### TASK GOAL:
Restate the listing word for word; omit the images.

### ENTRIES SHOWN:
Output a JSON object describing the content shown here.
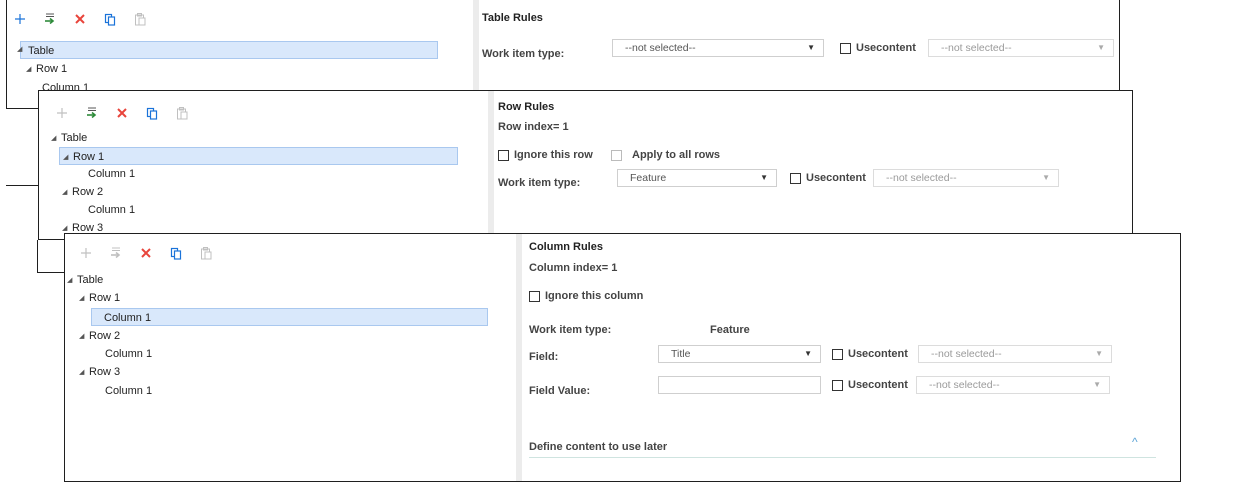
{
  "icons": {
    "add": "plus-icon",
    "add_child": "add-child-icon",
    "delete": "delete-icon",
    "copy": "copy-icon",
    "paste": "paste-icon"
  },
  "colors": {
    "add_icon": "#1a73d9",
    "add_child_icon": "#2e8b3a",
    "delete_icon": "#e8453c",
    "copy_icon": "#1a73d9",
    "disabled_icon": "#c0c0c0",
    "selection": "#d9e8fb"
  },
  "panel1": {
    "tree": {
      "table": "Table",
      "row1": "Row 1",
      "row1_col": "Column 1"
    },
    "title": "Table Rules",
    "work_item_label": "Work item type:",
    "work_item_value": "--not selected--",
    "usecontent_label": "Usecontent",
    "usecontent_value": "--not selected--"
  },
  "panel2": {
    "tree": {
      "table": "Table",
      "row1": "Row 1",
      "row1_col": "Column 1",
      "row2": "Row 2",
      "row2_col": "Column 1",
      "row3": "Row 3"
    },
    "title": "Row Rules",
    "row_index": "Row index= 1",
    "ignore_label": "Ignore this row",
    "apply_label": "Apply to all rows",
    "work_item_label": "Work item type:",
    "work_item_value": "Feature",
    "usecontent_label": "Usecontent",
    "usecontent_value": "--not selected--"
  },
  "panel3": {
    "tree": {
      "table": "Table",
      "row1": "Row 1",
      "row1_col": "Column 1",
      "row2": "Row 2",
      "row2_col": "Column 1",
      "row3": "Row 3",
      "row3_col": "Column 1"
    },
    "title": "Column Rules",
    "column_index": "Column index= 1",
    "ignore_label": "Ignore this column",
    "work_item_label": "Work item type:",
    "work_item_value": "Feature",
    "field_label": "Field:",
    "field_value": "Title",
    "field_usecontent_label": "Usecontent",
    "field_usecontent_value": "--not selected--",
    "field_value_label": "Field Value:",
    "field_value_input": "",
    "fv_usecontent_label": "Usecontent",
    "fv_usecontent_value": "--not selected--",
    "section_title": "Define content to use later"
  }
}
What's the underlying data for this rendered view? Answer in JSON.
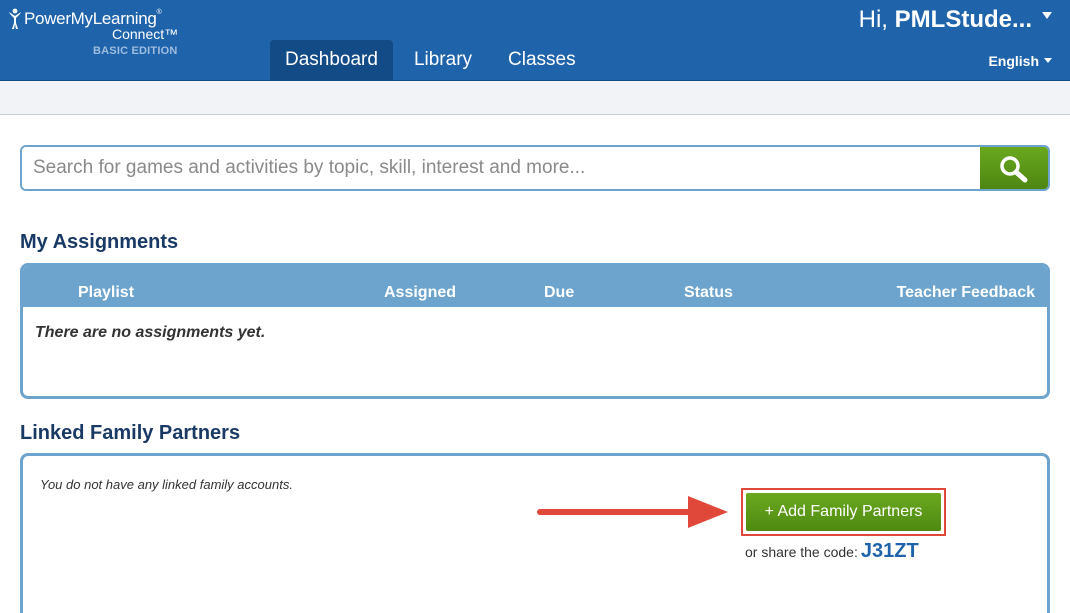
{
  "header": {
    "logo": {
      "brand": "PowerMyLearning",
      "registered": "®",
      "product": "Connect™",
      "edition": "BASIC EDITION"
    },
    "nav": [
      {
        "label": "Dashboard",
        "active": true
      },
      {
        "label": "Library",
        "active": false
      },
      {
        "label": "Classes",
        "active": false
      }
    ],
    "greeting_prefix": "Hi,",
    "user_name": "PMLStude...",
    "language": "English"
  },
  "search": {
    "placeholder": "Search for games and activities by topic, skill, interest and more...",
    "value": "",
    "button_icon": "search-icon"
  },
  "assignments": {
    "title": "My Assignments",
    "columns": [
      "Playlist",
      "Assigned",
      "Due",
      "Status",
      "Teacher Feedback"
    ],
    "empty_message": "There are no assignments yet."
  },
  "family": {
    "title": "Linked Family Partners",
    "empty_message": "You do not have any linked family accounts.",
    "add_button": "+ Add Family Partners",
    "share_prefix": "or share the code:",
    "share_code": "J31ZT"
  },
  "colors": {
    "header_bg": "#1f64aa",
    "panel_border": "#6ca4cd",
    "green": "#5a9a18",
    "highlight_red": "#e0483a"
  }
}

### SOLUTION TO THE PROBLEM:
Output a JSON object describing the content shown here.
{
  "icons": {
    "add": "plus-icon",
    "add_child": "add-child-icon",
    "delete": "delete-icon",
    "copy": "copy-icon",
    "paste": "paste-icon"
  },
  "colors": {
    "add_icon": "#1a73d9",
    "add_child_icon": "#2e8b3a",
    "delete_icon": "#e8453c",
    "copy_icon": "#1a73d9",
    "disabled_icon": "#c0c0c0",
    "selection": "#d9e8fb"
  },
  "panel1": {
    "tree": {
      "table": "Table",
      "row1": "Row 1",
      "row1_col": "Column 1"
    },
    "title": "Table Rules",
    "work_item_label": "Work item type:",
    "work_item_value": "--not selected--",
    "usecontent_label": "Usecontent",
    "usecontent_value": "--not selected--"
  },
  "panel2": {
    "tree": {
      "table": "Table",
      "row1": "Row 1",
      "row1_col": "Column 1",
      "row2": "Row 2",
      "row2_col": "Column 1",
      "row3": "Row 3"
    },
    "title": "Row Rules",
    "row_index": "Row index= 1",
    "ignore_label": "Ignore this row",
    "apply_label": "Apply to all rows",
    "work_item_label": "Work item type:",
    "work_item_value": "Feature",
    "usecontent_label": "Usecontent",
    "usecontent_value": "--not selected--"
  },
  "panel3": {
    "tree": {
      "table": "Table",
      "row1": "Row 1",
      "row1_col": "Column 1",
      "row2": "Row 2",
      "row2_col": "Column 1",
      "row3": "Row 3",
      "row3_col": "Column 1"
    },
    "title": "Column Rules",
    "column_index": "Column index= 1",
    "ignore_label": "Ignore this column",
    "work_item_label": "Work item type:",
    "work_item_value": "Feature",
    "field_label": "Field:",
    "field_value": "Title",
    "field_usecontent_label": "Usecontent",
    "field_usecontent_value": "--not selected--",
    "field_value_label": "Field Value:",
    "field_value_input": "",
    "fv_usecontent_label": "Usecontent",
    "fv_usecontent_value": "--not selected--",
    "section_title": "Define content to use later"
  }
}
What's the underlying data for this rendered view? Answer in JSON.
{
  "header": {
    "logo": {
      "brand": "PowerMyLearning",
      "registered": "®",
      "product": "Connect™",
      "edition": "BASIC EDITION"
    },
    "nav": [
      {
        "label": "Dashboard",
        "active": true
      },
      {
        "label": "Library",
        "active": false
      },
      {
        "label": "Classes",
        "active": false
      }
    ],
    "greeting_prefix": "Hi,",
    "user_name": "PMLStude...",
    "language": "English"
  },
  "search": {
    "placeholder": "Search for games and activities by topic, skill, interest and more...",
    "value": "",
    "button_icon": "search-icon"
  },
  "assignments": {
    "title": "My Assignments",
    "columns": [
      "Playlist",
      "Assigned",
      "Due",
      "Status",
      "Teacher Feedback"
    ],
    "empty_message": "There are no assignments yet."
  },
  "family": {
    "title": "Linked Family Partners",
    "empty_message": "You do not have any linked family accounts.",
    "add_button": "+ Add Family Partners",
    "share_prefix": "or share the code:",
    "share_code": "J31ZT"
  },
  "colors": {
    "header_bg": "#1f64aa",
    "panel_border": "#6ca4cd",
    "green": "#5a9a18",
    "highlight_red": "#e0483a"
  }
}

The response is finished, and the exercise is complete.